Jordan Canahai’s review published on Letterboxd:
I was not surprised to learn early on in The Dead Don't Die, celebrated writer/director Jim Jarmusch's unconventional zombie comedy, that the story is set in Pennsylvania. Where else but the setting of so many films from legendary horror master George Romero, who basically invented the modern zombie movie with 1968's seminal Night of the Living Dead, to set a film that both indulges in and pokes fun at the genre. The story immediately feels familiar as we follow bumbling buddy cops Ronnie (Adam Driver) and Cliff (Bill Murray) confronting a looming environmental crisis that is bringing the dead back to life, like Michael Jackson's Thriller but with less dancing. Having survived the onslaught of zombie pop culture saturation brought on nearly a decade ago with The Walking Dead and all the subsequent parodies that have followed (from forgettable multiplex fare like Zombieland to a hilarious Dave Chappelle skit on SNL), the tongue-in-cheek humor of The Dead Don't Die already feels a little behind the zeitgeist. I mention this because it speaks to the talent of Jarmusch and his first-rate cast that they're able to draw so many laughs out of subject matter that has previously been done to death (no pun intended.)
Despite the horror-comedy genre being a big departure from the early low-budget character studies that Jarmusch made his name with, it's surprising as The Dead Don't Die unfolds to find it's not entirely dissimilar to his early triumphs Down By Law and Stranger Than Paradise. It's a straightforward story that is carried by an ensemble cast, and it could be debated that aside from the reanimation of some corpses there's not much of note that happens throughout. Just like its undead subjects, The Dead Don't Die could be described as a film that staggers forward from one joke to the next like an episodic yarn. This directionless nature might bother some, but it serves the atmosphere Jarmusch and his cast have created, which is that of a strange, tonally spooky comedy that sits snuggly between metahumor and self-awareness.
This may grate on some, but one can't deny the combined talent of the cast Jarmusch has assembled for The Dead Don't Die. There's cameos from Jarmusch icons Iggy Pop and Ester Balint, as well as an entertaining turn from regular collaborator RZA as a hilarious but underused "Wu-PS" delivery man. The legendary Tom Waits, one of Jarmusch's favorites, also is present as a forest-dwelling homeless man literally named Hermit, who serves as the story's occasional narrator and greek chorus. This is probably Jarmusch's most accessible film, one senses the stalwart of America's independent film movement had a good laugh watching enormusly popular fare like The Walking Dead and 28 Days Later take itself far too seriously, and relished the opportunity to take aim at them.
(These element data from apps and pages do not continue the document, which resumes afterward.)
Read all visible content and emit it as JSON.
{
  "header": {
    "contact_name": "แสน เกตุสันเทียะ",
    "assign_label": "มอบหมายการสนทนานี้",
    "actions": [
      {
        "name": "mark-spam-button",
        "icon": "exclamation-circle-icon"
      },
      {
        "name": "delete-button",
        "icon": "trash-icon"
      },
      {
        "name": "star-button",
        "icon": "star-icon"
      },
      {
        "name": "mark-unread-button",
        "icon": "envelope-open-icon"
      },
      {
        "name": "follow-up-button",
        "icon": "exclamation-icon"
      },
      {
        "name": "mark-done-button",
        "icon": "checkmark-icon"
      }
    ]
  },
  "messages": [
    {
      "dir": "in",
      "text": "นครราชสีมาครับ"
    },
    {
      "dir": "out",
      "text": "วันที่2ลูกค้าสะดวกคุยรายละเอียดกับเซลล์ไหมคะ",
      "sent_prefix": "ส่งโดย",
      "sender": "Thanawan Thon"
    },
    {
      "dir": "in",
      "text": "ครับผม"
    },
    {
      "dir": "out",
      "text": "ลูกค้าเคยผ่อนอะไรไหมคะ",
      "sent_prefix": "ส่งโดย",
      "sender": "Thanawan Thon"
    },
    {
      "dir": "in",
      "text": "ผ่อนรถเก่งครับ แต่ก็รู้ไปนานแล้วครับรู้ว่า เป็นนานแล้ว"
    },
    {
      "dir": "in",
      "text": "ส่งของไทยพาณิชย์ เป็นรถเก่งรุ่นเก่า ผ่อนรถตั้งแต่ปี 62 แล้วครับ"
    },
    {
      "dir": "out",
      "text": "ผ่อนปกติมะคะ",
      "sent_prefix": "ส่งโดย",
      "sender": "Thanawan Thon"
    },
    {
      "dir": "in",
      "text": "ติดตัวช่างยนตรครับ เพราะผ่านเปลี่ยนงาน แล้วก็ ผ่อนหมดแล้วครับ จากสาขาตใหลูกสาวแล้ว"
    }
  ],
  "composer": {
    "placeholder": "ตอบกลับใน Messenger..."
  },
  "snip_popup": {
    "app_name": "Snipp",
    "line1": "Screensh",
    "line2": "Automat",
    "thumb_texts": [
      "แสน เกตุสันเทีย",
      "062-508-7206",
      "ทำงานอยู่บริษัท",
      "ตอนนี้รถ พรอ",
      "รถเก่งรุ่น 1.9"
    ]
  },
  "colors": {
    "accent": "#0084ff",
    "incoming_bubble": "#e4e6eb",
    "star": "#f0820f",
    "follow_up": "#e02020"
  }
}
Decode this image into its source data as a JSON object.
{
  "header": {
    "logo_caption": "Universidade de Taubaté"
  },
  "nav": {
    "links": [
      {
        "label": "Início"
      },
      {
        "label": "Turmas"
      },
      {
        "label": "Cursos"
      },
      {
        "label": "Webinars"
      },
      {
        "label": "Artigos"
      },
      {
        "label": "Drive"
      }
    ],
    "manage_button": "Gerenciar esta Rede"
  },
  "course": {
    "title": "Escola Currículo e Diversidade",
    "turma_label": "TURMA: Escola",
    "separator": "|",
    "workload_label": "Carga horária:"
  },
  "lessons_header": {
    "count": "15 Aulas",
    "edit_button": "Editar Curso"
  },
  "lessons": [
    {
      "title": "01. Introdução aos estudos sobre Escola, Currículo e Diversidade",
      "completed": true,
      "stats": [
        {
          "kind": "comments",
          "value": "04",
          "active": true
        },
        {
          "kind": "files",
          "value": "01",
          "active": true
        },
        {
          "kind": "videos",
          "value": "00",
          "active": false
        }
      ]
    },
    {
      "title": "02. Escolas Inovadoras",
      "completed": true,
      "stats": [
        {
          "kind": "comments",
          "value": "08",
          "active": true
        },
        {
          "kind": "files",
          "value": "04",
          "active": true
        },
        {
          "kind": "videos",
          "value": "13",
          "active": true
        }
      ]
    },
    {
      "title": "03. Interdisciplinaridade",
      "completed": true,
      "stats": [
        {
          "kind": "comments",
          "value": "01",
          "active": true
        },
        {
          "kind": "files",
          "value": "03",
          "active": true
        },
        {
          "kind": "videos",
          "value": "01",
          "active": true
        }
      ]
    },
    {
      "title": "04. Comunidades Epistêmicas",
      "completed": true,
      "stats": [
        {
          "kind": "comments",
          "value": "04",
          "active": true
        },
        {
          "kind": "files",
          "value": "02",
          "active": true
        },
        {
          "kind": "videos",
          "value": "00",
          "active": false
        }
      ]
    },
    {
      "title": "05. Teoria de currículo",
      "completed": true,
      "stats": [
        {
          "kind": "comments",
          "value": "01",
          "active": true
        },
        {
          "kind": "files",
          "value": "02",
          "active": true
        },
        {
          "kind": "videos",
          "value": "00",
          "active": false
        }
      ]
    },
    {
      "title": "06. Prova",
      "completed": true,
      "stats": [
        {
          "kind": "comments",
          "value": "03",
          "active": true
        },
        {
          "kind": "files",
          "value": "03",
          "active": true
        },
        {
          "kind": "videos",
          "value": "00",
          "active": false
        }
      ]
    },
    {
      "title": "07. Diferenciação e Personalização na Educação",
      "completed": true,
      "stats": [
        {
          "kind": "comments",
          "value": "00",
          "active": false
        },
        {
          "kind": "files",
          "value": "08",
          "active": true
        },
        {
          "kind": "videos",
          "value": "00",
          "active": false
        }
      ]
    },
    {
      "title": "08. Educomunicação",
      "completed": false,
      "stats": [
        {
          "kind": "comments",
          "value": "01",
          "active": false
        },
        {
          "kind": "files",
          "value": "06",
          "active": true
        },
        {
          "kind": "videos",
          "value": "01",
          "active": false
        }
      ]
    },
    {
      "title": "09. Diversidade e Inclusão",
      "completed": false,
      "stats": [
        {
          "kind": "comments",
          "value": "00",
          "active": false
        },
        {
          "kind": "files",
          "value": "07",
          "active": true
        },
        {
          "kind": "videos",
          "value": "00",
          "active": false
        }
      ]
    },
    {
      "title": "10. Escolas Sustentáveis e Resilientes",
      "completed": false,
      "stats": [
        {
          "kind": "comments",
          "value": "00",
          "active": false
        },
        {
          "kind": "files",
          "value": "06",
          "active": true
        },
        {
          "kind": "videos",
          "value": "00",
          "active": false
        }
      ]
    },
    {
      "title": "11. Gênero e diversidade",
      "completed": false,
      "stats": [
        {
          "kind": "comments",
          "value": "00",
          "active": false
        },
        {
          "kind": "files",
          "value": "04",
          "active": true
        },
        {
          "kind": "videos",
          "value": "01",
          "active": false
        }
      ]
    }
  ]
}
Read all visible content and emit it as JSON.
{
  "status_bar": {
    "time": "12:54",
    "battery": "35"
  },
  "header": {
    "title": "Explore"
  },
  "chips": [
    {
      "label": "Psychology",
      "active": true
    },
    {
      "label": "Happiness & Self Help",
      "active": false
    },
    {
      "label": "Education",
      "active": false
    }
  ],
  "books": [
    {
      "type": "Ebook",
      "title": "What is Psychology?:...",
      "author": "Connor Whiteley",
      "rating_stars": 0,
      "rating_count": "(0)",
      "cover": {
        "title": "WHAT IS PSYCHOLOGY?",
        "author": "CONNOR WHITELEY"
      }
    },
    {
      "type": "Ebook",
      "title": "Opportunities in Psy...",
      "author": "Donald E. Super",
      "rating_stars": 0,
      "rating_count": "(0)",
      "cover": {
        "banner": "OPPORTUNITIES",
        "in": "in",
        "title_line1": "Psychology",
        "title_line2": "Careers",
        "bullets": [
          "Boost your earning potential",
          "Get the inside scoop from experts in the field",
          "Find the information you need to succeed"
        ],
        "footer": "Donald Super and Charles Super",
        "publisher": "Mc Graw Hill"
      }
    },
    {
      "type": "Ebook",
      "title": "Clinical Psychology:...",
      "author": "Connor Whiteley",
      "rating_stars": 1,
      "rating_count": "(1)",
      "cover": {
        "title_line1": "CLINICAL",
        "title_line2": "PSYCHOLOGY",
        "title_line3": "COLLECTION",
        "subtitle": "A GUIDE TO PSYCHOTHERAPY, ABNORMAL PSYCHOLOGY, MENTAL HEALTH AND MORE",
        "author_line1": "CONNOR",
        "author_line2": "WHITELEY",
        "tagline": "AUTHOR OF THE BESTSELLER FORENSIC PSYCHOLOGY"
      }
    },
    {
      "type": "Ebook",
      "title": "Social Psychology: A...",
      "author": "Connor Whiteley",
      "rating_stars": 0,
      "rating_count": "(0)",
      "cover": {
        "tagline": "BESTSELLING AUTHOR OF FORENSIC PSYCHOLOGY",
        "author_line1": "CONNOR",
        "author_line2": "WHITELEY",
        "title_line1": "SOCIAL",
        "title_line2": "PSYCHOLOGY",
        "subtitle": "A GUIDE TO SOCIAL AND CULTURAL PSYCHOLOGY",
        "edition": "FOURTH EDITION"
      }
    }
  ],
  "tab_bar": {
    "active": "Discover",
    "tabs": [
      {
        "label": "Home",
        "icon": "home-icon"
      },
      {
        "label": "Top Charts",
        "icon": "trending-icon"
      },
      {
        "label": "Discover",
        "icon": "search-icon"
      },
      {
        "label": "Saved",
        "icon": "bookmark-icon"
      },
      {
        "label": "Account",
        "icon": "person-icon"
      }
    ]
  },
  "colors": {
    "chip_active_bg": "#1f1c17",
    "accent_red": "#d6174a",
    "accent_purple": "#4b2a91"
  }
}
This is most apparent in Driver's character, a riff on the earnest small town sheriff who feels directly inspired by The Walking Dead, especially in latter scenes as he brandishes a machete and slings end-of-the-world prophecies.
Despite this, I can't help but wish The Dead Don't Die had a little more, excuse me, bite to it. In particular, I found some of Jarmusch's satirical observations about consumer capitalism in the context of a zombie infestation to be especially well-trodden and unoriginal, while some also might say the humor begins to wear out its welcome by the third act. With 20 minutes shaved off its runtime and a little sharper focus on theme, I could see The Dead Don't Die developing a similar cult following as Shaun of the Dead. As it stands, it's ultimately an entertaining-if-slight genre exercise that should unite two seemingly disparate kinds of filmgoers, that being horror fans and Jarmusch admirers, so hey, count me onboard.